▸ Task statement: Scan the data for "OAuth" and copy each matching line.

[Records from a data source]
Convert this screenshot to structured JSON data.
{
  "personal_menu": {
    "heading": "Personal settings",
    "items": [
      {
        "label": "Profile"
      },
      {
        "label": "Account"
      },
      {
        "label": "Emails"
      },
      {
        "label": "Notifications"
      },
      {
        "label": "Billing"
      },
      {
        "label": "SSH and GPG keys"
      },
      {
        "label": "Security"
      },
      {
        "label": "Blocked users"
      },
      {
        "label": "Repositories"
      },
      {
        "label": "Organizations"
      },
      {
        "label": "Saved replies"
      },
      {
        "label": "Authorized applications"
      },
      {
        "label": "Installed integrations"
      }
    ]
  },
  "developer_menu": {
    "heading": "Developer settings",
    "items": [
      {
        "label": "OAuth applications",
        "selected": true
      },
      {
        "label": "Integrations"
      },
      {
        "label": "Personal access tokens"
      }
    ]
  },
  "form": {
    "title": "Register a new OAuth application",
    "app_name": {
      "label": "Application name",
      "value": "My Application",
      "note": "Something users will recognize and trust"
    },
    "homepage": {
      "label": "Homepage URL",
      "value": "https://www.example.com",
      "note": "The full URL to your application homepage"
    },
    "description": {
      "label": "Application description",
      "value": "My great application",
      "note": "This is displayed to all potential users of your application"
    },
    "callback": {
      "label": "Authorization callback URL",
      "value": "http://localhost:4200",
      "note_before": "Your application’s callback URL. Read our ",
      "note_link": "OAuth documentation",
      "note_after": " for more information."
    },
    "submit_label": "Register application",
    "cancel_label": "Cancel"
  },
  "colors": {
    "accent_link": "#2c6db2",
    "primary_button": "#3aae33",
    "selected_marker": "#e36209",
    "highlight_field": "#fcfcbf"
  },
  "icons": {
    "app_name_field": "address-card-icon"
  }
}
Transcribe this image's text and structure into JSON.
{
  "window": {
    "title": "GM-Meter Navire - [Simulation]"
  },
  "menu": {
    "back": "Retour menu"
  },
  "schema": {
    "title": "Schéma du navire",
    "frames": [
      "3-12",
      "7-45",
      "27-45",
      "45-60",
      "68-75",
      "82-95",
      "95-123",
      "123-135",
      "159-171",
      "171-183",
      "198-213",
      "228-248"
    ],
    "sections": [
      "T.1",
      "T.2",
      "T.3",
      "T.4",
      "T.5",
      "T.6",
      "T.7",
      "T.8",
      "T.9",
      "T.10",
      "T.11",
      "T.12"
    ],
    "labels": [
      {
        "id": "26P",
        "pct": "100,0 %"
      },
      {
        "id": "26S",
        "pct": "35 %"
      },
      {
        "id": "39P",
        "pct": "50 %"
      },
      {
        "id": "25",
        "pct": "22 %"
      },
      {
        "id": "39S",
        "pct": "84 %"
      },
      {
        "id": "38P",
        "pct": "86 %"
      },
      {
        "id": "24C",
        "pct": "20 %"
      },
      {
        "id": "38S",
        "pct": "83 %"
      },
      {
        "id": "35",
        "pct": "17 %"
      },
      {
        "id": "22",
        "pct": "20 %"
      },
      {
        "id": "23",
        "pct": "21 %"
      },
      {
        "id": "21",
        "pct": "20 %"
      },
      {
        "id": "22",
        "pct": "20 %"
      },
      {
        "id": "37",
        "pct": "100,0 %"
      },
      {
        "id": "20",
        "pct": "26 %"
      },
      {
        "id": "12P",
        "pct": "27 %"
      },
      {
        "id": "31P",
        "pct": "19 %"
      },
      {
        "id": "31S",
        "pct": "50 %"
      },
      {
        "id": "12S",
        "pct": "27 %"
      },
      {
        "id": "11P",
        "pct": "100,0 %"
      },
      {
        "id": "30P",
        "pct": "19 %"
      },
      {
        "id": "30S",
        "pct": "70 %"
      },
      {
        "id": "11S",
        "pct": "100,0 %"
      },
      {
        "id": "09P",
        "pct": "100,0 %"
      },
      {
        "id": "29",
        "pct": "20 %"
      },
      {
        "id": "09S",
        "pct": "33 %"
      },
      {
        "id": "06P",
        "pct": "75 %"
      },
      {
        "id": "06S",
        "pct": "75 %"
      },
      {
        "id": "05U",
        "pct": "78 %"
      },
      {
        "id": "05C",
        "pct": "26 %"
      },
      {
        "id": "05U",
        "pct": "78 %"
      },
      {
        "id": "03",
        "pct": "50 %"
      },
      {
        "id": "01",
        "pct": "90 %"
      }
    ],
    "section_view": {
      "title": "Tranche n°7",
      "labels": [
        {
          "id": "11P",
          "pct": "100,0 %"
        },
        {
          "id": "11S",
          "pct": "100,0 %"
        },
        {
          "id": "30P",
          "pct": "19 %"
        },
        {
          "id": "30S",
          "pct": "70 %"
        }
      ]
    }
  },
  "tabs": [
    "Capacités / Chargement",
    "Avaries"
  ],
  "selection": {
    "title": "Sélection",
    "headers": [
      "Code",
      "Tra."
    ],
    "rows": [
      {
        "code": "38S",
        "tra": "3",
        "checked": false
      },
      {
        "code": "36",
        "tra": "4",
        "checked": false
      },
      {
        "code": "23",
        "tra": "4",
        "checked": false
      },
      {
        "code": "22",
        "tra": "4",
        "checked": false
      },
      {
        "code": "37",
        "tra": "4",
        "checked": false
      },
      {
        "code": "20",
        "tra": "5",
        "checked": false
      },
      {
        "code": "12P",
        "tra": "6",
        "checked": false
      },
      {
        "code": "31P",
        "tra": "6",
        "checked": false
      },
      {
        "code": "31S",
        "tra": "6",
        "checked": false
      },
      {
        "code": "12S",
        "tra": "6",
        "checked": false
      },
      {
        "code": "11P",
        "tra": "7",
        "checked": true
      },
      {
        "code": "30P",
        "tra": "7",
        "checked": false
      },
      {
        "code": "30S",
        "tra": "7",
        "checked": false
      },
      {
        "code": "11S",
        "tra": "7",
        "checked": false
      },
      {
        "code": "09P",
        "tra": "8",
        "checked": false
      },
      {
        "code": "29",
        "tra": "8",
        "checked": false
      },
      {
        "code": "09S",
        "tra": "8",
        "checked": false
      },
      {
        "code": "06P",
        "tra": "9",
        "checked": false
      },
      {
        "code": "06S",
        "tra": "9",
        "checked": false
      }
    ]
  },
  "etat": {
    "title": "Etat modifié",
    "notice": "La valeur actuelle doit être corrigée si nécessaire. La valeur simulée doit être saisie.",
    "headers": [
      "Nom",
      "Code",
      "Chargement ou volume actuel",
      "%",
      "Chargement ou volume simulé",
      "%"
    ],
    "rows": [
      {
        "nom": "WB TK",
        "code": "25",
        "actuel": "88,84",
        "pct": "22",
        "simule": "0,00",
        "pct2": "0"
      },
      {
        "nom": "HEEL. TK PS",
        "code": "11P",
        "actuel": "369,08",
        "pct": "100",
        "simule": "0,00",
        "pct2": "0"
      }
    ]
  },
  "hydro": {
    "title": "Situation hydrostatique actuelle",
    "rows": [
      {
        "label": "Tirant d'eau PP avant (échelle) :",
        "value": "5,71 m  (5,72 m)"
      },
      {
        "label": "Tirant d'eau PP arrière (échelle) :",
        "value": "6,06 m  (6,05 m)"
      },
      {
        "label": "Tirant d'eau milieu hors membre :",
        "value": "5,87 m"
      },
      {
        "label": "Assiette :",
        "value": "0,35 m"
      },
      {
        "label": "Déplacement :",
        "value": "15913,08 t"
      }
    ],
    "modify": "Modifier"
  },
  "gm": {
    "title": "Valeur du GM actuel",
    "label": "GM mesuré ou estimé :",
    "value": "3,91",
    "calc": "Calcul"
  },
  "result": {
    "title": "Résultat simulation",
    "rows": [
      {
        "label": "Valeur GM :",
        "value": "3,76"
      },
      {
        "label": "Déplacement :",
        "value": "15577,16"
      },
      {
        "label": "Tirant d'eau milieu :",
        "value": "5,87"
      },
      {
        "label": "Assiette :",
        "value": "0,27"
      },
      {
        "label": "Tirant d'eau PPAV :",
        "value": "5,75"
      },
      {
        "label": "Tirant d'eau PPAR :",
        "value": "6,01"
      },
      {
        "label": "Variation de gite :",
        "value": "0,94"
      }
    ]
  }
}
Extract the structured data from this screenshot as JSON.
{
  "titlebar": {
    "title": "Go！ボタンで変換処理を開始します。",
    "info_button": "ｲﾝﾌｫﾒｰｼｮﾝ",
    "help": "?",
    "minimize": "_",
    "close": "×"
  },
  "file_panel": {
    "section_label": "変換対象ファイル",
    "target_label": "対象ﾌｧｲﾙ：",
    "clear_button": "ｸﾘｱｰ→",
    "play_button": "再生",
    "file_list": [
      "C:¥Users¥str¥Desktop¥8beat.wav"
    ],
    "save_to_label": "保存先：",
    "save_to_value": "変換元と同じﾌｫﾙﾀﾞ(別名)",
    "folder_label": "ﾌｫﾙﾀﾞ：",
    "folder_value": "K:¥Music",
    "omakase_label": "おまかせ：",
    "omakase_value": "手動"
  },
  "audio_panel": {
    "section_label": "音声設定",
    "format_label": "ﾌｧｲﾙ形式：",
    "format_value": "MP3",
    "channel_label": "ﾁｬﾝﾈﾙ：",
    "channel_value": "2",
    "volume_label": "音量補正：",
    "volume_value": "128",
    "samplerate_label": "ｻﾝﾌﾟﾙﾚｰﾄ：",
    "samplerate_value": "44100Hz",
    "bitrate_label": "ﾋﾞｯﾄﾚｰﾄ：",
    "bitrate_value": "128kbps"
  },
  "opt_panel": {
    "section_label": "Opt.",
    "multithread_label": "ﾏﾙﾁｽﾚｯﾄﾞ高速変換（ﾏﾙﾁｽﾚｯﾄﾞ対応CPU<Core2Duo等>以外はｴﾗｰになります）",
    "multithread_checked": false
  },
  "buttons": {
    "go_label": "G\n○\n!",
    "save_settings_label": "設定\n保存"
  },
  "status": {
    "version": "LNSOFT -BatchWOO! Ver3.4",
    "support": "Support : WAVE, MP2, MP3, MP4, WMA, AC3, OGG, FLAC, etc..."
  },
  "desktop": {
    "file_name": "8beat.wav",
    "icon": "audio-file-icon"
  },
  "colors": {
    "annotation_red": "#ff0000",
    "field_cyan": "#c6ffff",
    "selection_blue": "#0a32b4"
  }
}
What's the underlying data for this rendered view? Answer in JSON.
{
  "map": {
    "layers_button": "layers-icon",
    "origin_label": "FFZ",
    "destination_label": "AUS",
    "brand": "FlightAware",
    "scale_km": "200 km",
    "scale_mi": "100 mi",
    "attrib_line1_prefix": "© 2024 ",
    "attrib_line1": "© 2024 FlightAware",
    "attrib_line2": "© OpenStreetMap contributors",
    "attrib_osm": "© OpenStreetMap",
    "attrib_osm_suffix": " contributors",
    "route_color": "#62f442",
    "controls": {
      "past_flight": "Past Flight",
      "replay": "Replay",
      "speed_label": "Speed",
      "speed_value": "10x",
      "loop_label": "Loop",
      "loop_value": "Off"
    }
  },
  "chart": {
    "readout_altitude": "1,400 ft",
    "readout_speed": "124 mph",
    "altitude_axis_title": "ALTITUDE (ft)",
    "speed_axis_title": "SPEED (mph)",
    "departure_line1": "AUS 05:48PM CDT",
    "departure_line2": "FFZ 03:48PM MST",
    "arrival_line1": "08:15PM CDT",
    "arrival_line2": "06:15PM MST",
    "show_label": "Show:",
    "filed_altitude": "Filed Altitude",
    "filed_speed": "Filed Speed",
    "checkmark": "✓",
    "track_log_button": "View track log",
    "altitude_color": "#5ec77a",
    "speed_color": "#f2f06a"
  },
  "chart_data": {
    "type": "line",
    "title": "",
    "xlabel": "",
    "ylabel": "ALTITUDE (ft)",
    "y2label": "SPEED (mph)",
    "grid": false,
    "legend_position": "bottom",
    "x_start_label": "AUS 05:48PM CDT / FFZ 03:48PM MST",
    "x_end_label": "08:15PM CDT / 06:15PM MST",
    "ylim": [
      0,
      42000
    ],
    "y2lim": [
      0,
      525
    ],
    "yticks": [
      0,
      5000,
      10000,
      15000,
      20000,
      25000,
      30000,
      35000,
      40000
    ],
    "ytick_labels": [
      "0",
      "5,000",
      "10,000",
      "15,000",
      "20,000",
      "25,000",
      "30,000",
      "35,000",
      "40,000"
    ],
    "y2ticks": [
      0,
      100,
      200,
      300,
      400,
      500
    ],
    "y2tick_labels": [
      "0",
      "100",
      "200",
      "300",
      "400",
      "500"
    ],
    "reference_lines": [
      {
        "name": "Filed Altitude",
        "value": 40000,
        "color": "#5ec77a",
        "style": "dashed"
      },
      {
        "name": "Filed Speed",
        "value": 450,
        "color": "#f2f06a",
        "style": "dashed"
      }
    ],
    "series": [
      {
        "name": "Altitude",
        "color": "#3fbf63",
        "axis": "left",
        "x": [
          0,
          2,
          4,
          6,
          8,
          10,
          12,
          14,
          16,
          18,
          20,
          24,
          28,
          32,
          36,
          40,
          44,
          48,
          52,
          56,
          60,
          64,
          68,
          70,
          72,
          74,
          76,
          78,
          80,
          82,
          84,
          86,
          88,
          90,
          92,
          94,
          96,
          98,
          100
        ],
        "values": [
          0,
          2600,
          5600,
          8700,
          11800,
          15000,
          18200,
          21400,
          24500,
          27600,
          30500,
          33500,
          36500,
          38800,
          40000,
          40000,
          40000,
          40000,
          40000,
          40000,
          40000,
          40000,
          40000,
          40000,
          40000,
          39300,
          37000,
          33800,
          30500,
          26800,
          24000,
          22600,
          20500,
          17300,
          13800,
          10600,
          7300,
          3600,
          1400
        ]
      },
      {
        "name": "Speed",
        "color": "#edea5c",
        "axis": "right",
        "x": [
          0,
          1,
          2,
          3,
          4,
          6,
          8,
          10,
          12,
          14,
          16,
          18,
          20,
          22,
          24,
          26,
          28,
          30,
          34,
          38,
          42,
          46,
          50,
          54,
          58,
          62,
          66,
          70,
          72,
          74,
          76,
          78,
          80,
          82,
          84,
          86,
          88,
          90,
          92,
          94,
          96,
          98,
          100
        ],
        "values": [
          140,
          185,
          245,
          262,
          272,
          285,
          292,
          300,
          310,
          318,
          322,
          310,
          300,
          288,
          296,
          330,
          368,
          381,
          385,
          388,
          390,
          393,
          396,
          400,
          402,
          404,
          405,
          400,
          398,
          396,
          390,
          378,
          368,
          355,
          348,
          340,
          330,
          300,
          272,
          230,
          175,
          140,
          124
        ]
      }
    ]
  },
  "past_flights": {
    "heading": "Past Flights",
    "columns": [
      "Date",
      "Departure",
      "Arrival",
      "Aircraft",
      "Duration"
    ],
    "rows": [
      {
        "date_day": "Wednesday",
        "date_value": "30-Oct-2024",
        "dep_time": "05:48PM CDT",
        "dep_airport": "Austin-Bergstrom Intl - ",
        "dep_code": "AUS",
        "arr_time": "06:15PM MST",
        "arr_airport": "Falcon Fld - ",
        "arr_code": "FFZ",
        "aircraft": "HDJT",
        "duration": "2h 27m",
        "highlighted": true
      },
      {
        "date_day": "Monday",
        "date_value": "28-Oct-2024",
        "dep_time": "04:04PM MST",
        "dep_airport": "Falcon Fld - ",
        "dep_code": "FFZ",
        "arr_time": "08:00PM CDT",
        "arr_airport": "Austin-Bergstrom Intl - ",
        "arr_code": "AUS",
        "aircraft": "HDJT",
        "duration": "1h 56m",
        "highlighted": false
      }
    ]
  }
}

▸ Solution:
        "label": "OAuth applications",
    "title": "Register a new OAuth application",
      "note_link": "OAuth documentation",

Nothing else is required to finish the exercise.